# [Work required]
Without pictures, repeat the lines of the entries from the one containing "Give me the" through the last, both ends included, and nothing else.

Data records for software interfaces:
+ + + +

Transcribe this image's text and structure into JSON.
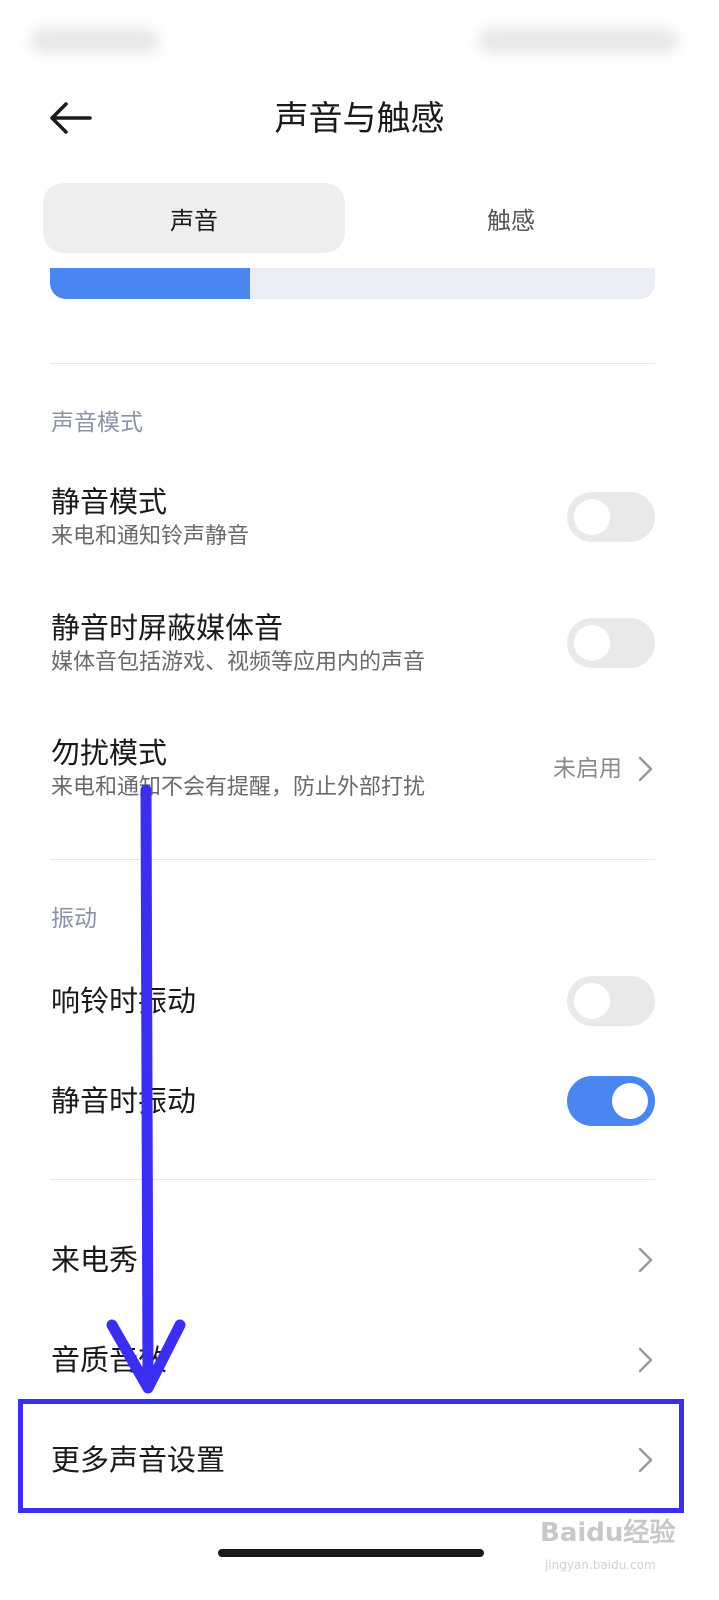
{
  "header": {
    "title": "声音与触感"
  },
  "tabs": [
    {
      "label": "声音",
      "active": true
    },
    {
      "label": "触感",
      "active": false
    }
  ],
  "volume": {
    "level": 0.33,
    "fill_color": "#4a86f0"
  },
  "sections": {
    "sound_mode": {
      "label": "声音模式",
      "items": [
        {
          "title": "静音模式",
          "subtitle": "来电和通知铃声静音",
          "toggle": false
        },
        {
          "title": "静音时屏蔽媒体音",
          "subtitle": "媒体音包括游戏、视频等应用内的声音",
          "toggle": false
        },
        {
          "title": "勿扰模式",
          "subtitle": "来电和通知不会有提醒，防止外部打扰",
          "value": "未启用"
        }
      ]
    },
    "vibration": {
      "label": "振动",
      "items": [
        {
          "title": "响铃时振动",
          "toggle": false
        },
        {
          "title": "静音时振动",
          "toggle": true
        }
      ]
    },
    "other": {
      "items": [
        {
          "title": "来电秀"
        },
        {
          "title": "音质音效"
        },
        {
          "title": "更多声音设置"
        }
      ]
    }
  },
  "annotation": {
    "color": "#3a2ff0"
  },
  "watermark": {
    "text": "Baidu经验",
    "sub": "jingyan.baidu.com"
  }
}
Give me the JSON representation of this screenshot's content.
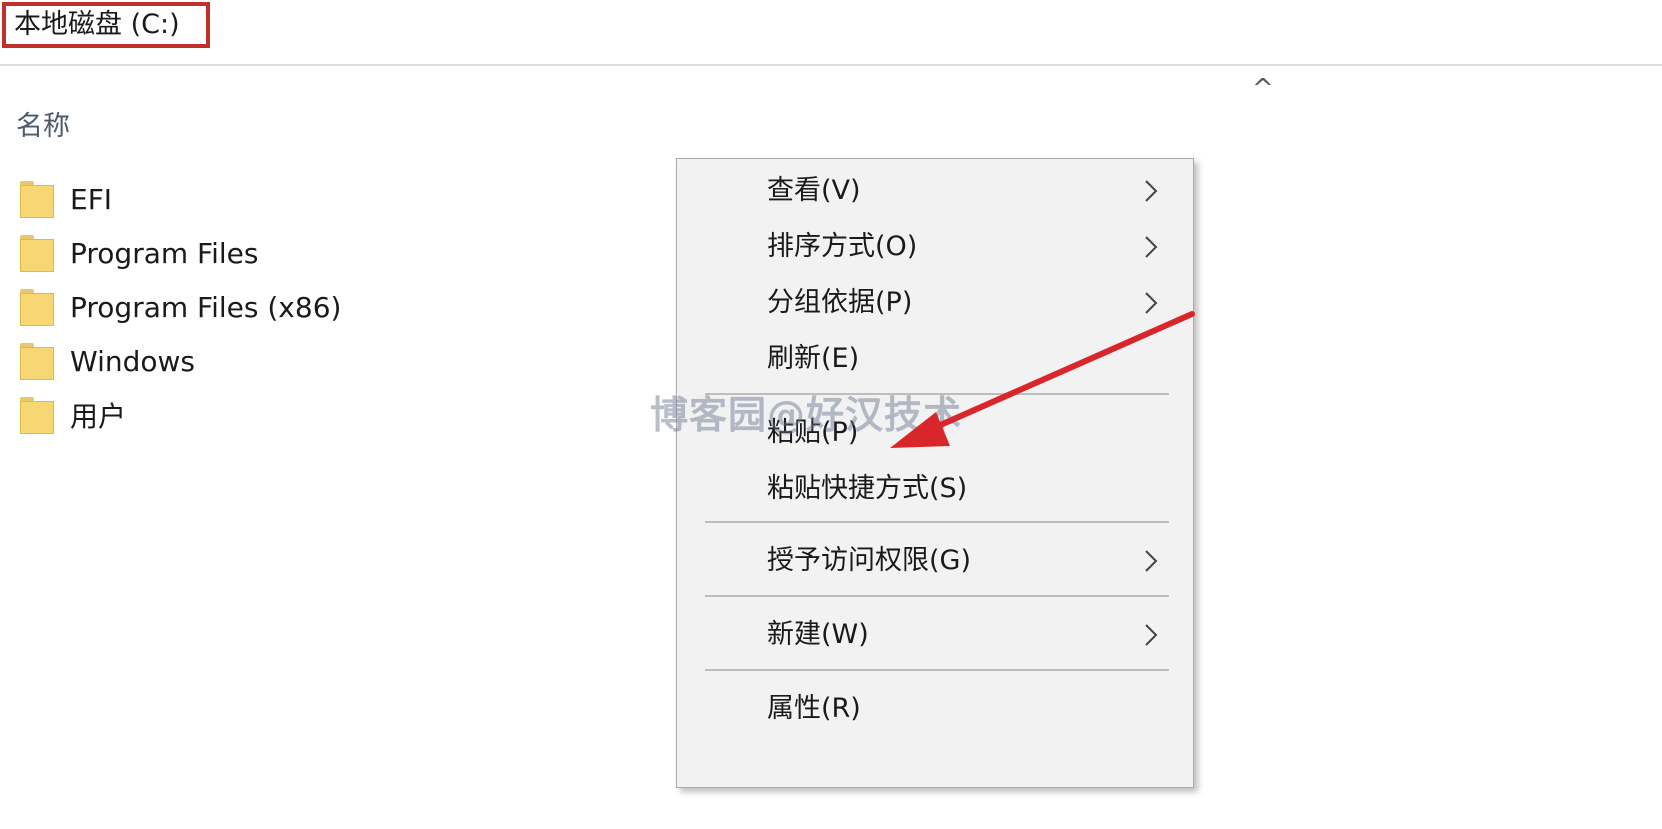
{
  "header": {
    "title": "本地磁盘 (C:)",
    "column_name": "名称",
    "sort_indicator": "^"
  },
  "files": [
    {
      "name": "EFI",
      "icon": "folder-icon"
    },
    {
      "name": "Program Files",
      "icon": "folder-icon"
    },
    {
      "name": "Program Files (x86)",
      "icon": "folder-icon"
    },
    {
      "name": "Windows",
      "icon": "folder-icon"
    },
    {
      "name": "用户",
      "icon": "folder-icon"
    }
  ],
  "context_menu": {
    "view": "查看(V)",
    "sort_by": "排序方式(O)",
    "group_by": "分组依据(P)",
    "refresh": "刷新(E)",
    "paste": "粘贴(P)",
    "paste_shortcut": "粘贴快捷方式(S)",
    "give_access": "授予访问权限(G)",
    "new": "新建(W)",
    "properties": "属性(R)"
  },
  "watermark": "博客园@好汉技术",
  "colors": {
    "highlight_border": "#c0302b",
    "annotation_arrow": "#d9262b",
    "menu_background": "#f2f2f2",
    "folder": "#f7d774"
  }
}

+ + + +

# [Answer to the exercise]
Give me the JSON representation of this screenshot's content.
{
  "header": {
    "title": "本地磁盘 (C:)",
    "column_name": "名称",
    "sort_indicator": "^"
  },
  "files": [
    {
      "name": "EFI",
      "icon": "folder-icon"
    },
    {
      "name": "Program Files",
      "icon": "folder-icon"
    },
    {
      "name": "Program Files (x86)",
      "icon": "folder-icon"
    },
    {
      "name": "Windows",
      "icon": "folder-icon"
    },
    {
      "name": "用户",
      "icon": "folder-icon"
    }
  ],
  "context_menu": {
    "view": "查看(V)",
    "sort_by": "排序方式(O)",
    "group_by": "分组依据(P)",
    "refresh": "刷新(E)",
    "paste": "粘贴(P)",
    "paste_shortcut": "粘贴快捷方式(S)",
    "give_access": "授予访问权限(G)",
    "new": "新建(W)",
    "properties": "属性(R)"
  },
  "watermark": "博客园@好汉技术",
  "colors": {
    "highlight_border": "#c0302b",
    "annotation_arrow": "#d9262b",
    "menu_background": "#f2f2f2",
    "folder": "#f7d774"
  }
}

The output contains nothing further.